_Exercise brief_
Work out how many lines in the listing below carry the word "role". Give that number alone.

··· Available data

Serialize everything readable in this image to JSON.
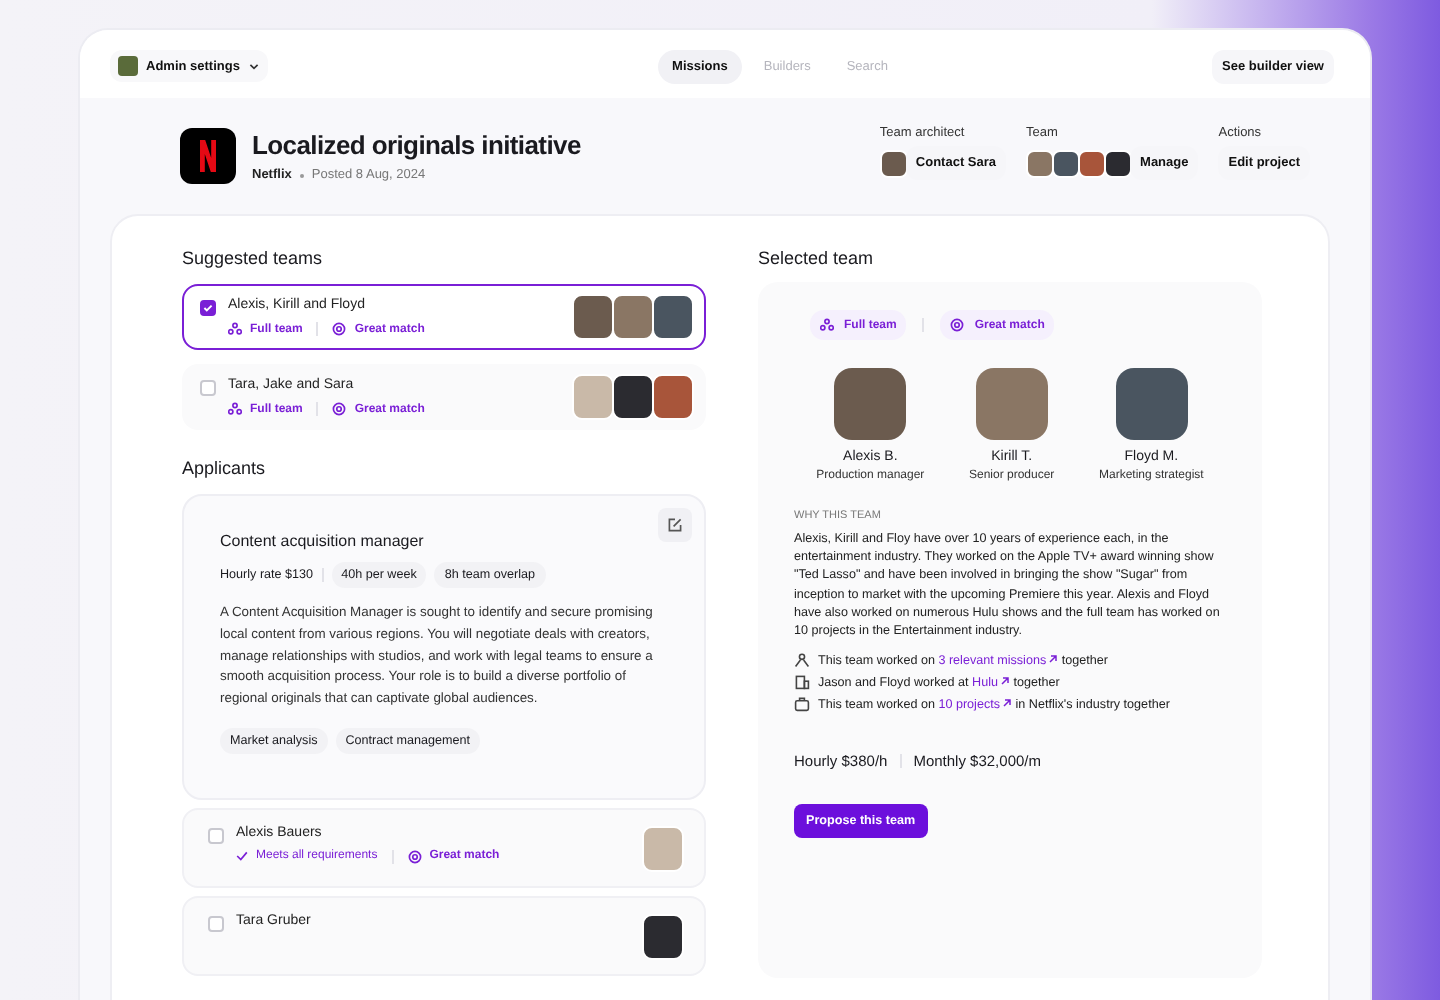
{
  "nav": {
    "account": "Admin settings",
    "tabs": [
      {
        "label": "Missions",
        "selected": true
      },
      {
        "label": "Builders",
        "selected": false
      },
      {
        "label": "Search",
        "selected": false
      }
    ],
    "action": "See builder view"
  },
  "header": {
    "title": "Localized originals initiative",
    "company": "Netflix",
    "posted": "Posted 8 Aug, 2024",
    "architect": {
      "label": "Team architect",
      "button": "Contact Sara"
    },
    "team": {
      "label": "Team",
      "button": "Manage"
    },
    "actions": {
      "label": "Actions",
      "button": "Edit project"
    }
  },
  "suggested": {
    "title": "Suggested teams",
    "teams": [
      {
        "names": "Alexis, Kirill and Floyd",
        "tags": [
          "Full team",
          "Great match"
        ],
        "selected": true
      },
      {
        "names": "Tara, Jake and Sara",
        "tags": [
          "Full team",
          "Great match"
        ],
        "selected": false
      }
    ]
  },
  "applicants": {
    "title": "Applicants",
    "role": {
      "title": "Content acquisition manager",
      "rate": "Hourly rate $130",
      "chips": [
        "40h per week",
        "8h team overlap"
      ],
      "description": "A Content Acquisition Manager is sought to identify and secure promising local content from various regions. You will negotiate deals with creators, manage relationships with studios, and work with legal teams to ensure a smooth acquisition process. Your role is to build a diverse portfolio of regional originals that can captivate global audiences.",
      "skills": [
        "Market analysis",
        "Contract management"
      ]
    },
    "people": [
      {
        "name": "Alexis Bauers",
        "requirement": "Meets all requirements",
        "match": "Great match",
        "checked": false
      },
      {
        "name": "Tara Gruber",
        "checked": false
      }
    ]
  },
  "selected_team": {
    "title": "Selected team",
    "tags": [
      "Full team",
      "Great match"
    ],
    "members": [
      {
        "name": "Alexis B.",
        "role": "Production manager"
      },
      {
        "name": "Kirill T.",
        "role": "Senior producer"
      },
      {
        "name": "Floyd M.",
        "role": "Marketing strategist"
      }
    ],
    "why_label": "WHY THIS TEAM",
    "why_text": "Alexis, Kirill and Floy have over 10 years of experience each, in the entertainment industry. They worked on the Apple TV+ award winning show \"Ted Lasso\" and have been involved in bringing the show \"Sugar\" from inception to market with the upcoming Premiere this year. Alexis and Floyd have also worked on numerous Hulu shows and the full team has worked on 10 projects in the Entertainment industry.",
    "reasons": [
      {
        "kind": "missions",
        "before": "This team worked on",
        "link": "3 relevant missions",
        "after": "together"
      },
      {
        "kind": "company",
        "before": "Jason and Floyd worked at",
        "link": "Hulu",
        "after": "together"
      },
      {
        "kind": "projects",
        "before": "This team worked on",
        "link": "10 projects",
        "after": "in Netflix's industry together"
      }
    ],
    "hourly": "Hourly $380/h",
    "monthly": "Monthly $32,000/m",
    "button": "Propose this team"
  }
}
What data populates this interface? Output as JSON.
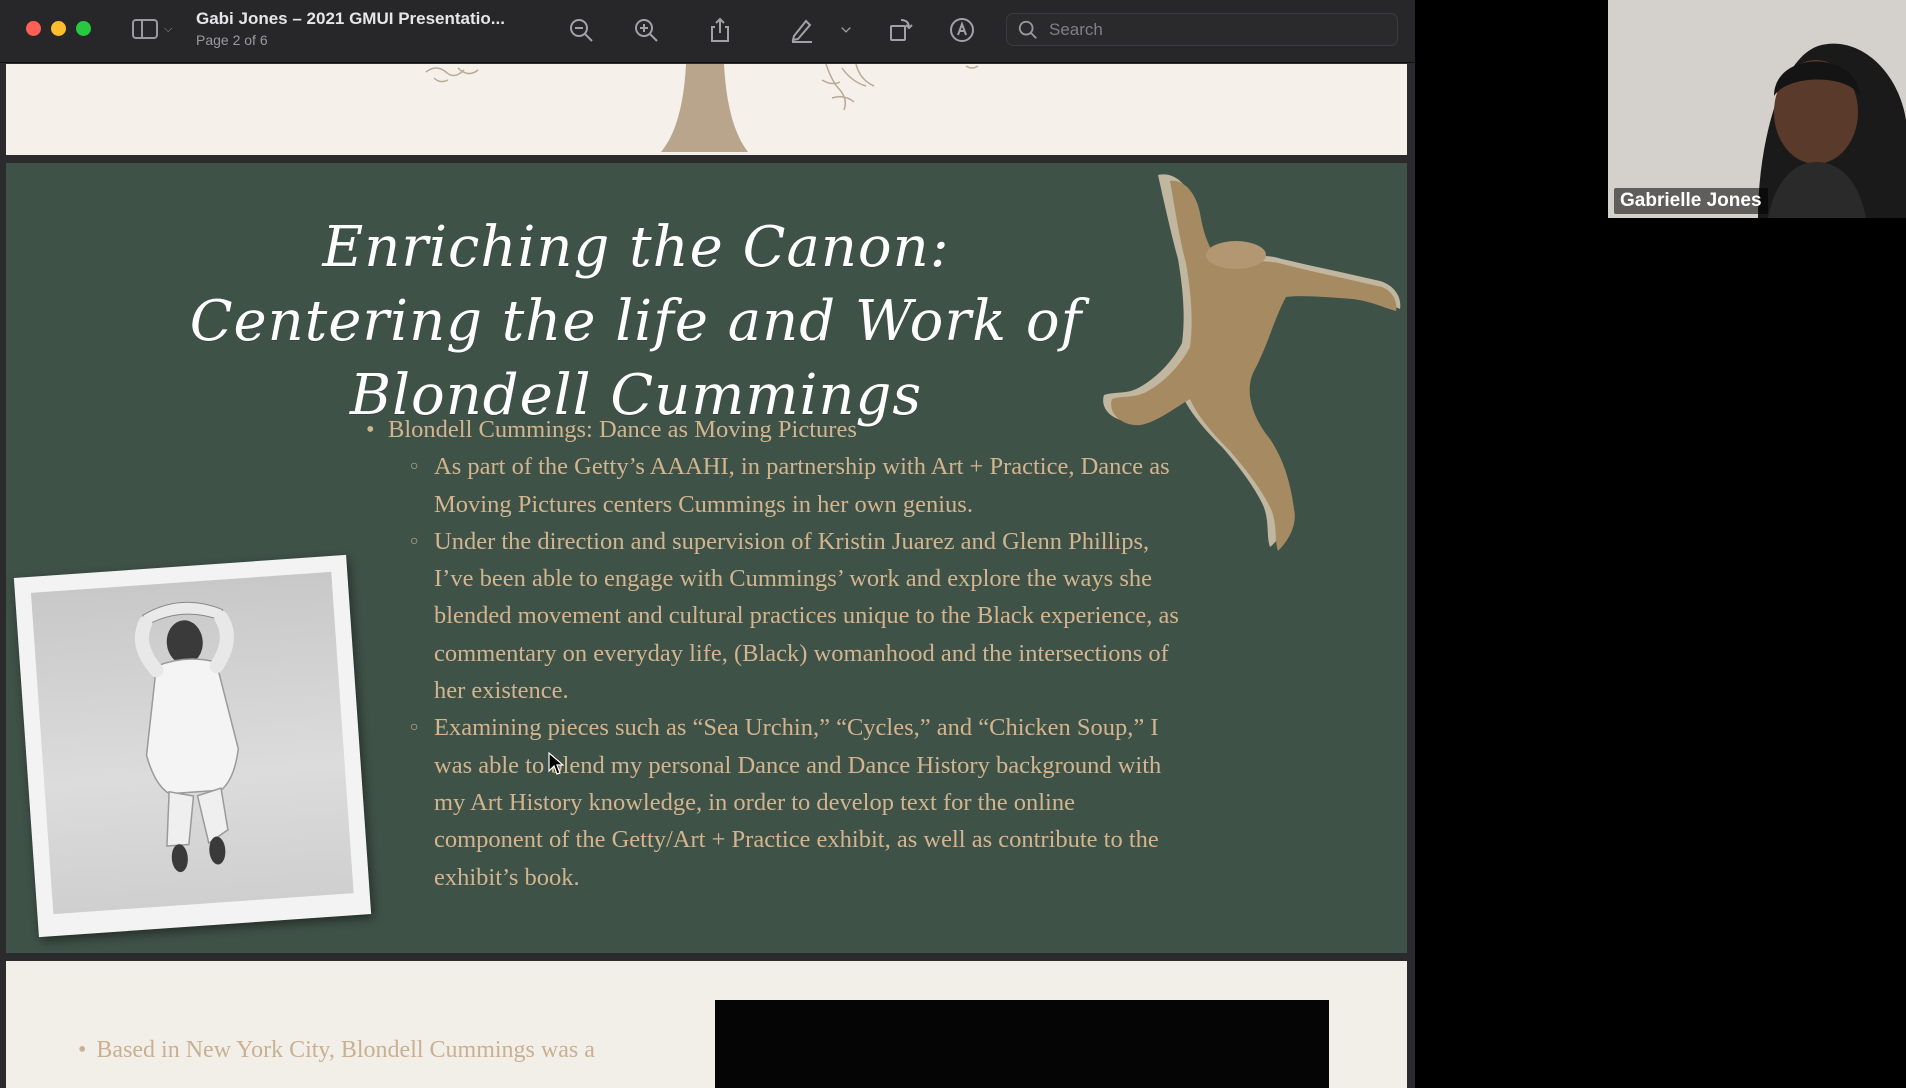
{
  "window": {
    "title": "Gabi Jones – 2021 GMUI Presentatio...",
    "page_indicator": "Page 2 of 6"
  },
  "toolbar": {
    "icons": [
      "sidebar-toggle-icon",
      "zoom-out-icon",
      "zoom-in-icon",
      "share-icon",
      "markup-pen-icon",
      "chevron-down-icon",
      "rotate-icon",
      "annotate-icon",
      "search-icon"
    ],
    "search_placeholder": "Search"
  },
  "slide": {
    "title_line1": "Enriching the Canon:",
    "title_line2": "Centering the life and Work of Blondell Cummings",
    "bullet_main": "Blondell Cummings: Dance as Moving Pictures",
    "sub_bullets": [
      "As part of the Getty’s AAAHI, in partnership with Art + Practice, Dance as Moving Pictures centers Cummings in her own genius.",
      "Under the direction and supervision of Kristin Juarez and Glenn Phillips, I’ve been able to engage with Cummings’ work and explore the ways she blended movement and cultural practices unique to the Black experience, as commentary on everyday life, (Black) womanhood and the intersections of her existence.",
      "Examining pieces such as “Sea Urchin,” “Cycles,” and “Chicken Soup,” I was able to blend my personal Dance  and Dance History background with my Art History knowledge, in order to develop text for the online component of the Getty/Art + Practice exhibit, as well as contribute to the exhibit’s book."
    ],
    "colors": {
      "background": "#3f5248",
      "text": "#d2b58e",
      "title": "#ffffff"
    }
  },
  "next_slide": {
    "bullet_partial": "Based in New York City, Blondell Cummings was a"
  },
  "participant": {
    "name": "Gabrielle Jones"
  }
}
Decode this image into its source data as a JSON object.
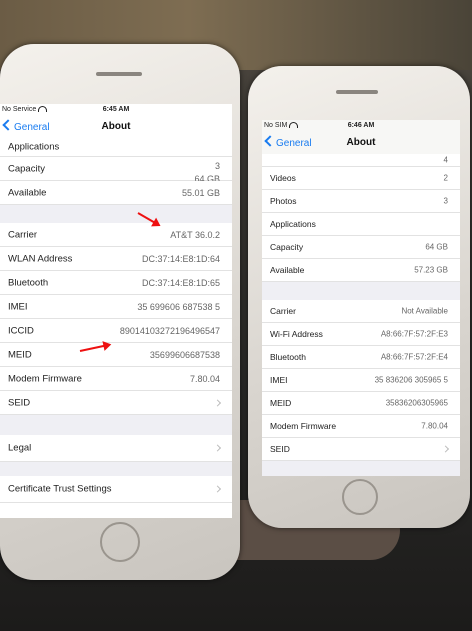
{
  "left_phone": {
    "status": {
      "carrier": "No Service",
      "time": "6:45 AM"
    },
    "nav": {
      "back": "General",
      "title": "About"
    },
    "rows_group1": [
      {
        "label": "Applications",
        "value": "3"
      },
      {
        "label": "Capacity",
        "value": "64 GB"
      },
      {
        "label": "Available",
        "value": "55.01 GB"
      }
    ],
    "rows_group2": [
      {
        "label": "Carrier",
        "value": "AT&T 36.0.2"
      },
      {
        "label": "WLAN Address",
        "value": "DC:37:14:E8:1D:64"
      },
      {
        "label": "Bluetooth",
        "value": "DC:37:14:E8:1D:65"
      },
      {
        "label": "IMEI",
        "value": "35 699606 687538 5"
      },
      {
        "label": "ICCID",
        "value": "89014103272196496547"
      },
      {
        "label": "MEID",
        "value": "35699606687538"
      },
      {
        "label": "Modem Firmware",
        "value": "7.80.04"
      },
      {
        "label": "SEID",
        "value": ""
      }
    ],
    "rows_group3": [
      {
        "label": "Legal"
      }
    ],
    "rows_group4": [
      {
        "label": "Certificate Trust Settings"
      }
    ]
  },
  "right_phone": {
    "status": {
      "carrier": "No SIM",
      "time": "6:46 AM"
    },
    "nav": {
      "back": "General",
      "title": "About"
    },
    "rows_group1": [
      {
        "label": "",
        "value": "4"
      },
      {
        "label": "Videos",
        "value": "2"
      },
      {
        "label": "Photos",
        "value": "3"
      },
      {
        "label": "Applications",
        "value": ""
      },
      {
        "label": "Capacity",
        "value": "64 GB"
      },
      {
        "label": "Available",
        "value": "57.23 GB"
      }
    ],
    "rows_group2": [
      {
        "label": "Carrier",
        "value": "Not Available"
      },
      {
        "label": "Wi-Fi Address",
        "value": "A8:66:7F:57:2F:E3"
      },
      {
        "label": "Bluetooth",
        "value": "A8:66:7F:57:2F:E4"
      },
      {
        "label": "IMEI",
        "value": "35 836206 305965 5"
      },
      {
        "label": "MEID",
        "value": "35836206305965"
      },
      {
        "label": "Modem Firmware",
        "value": "7.80.04"
      },
      {
        "label": "SEID",
        "value": ""
      }
    ]
  },
  "colors": {
    "ios_blue": "#1a7cf0",
    "annotation_red": "#e11111"
  }
}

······

_Response area_
5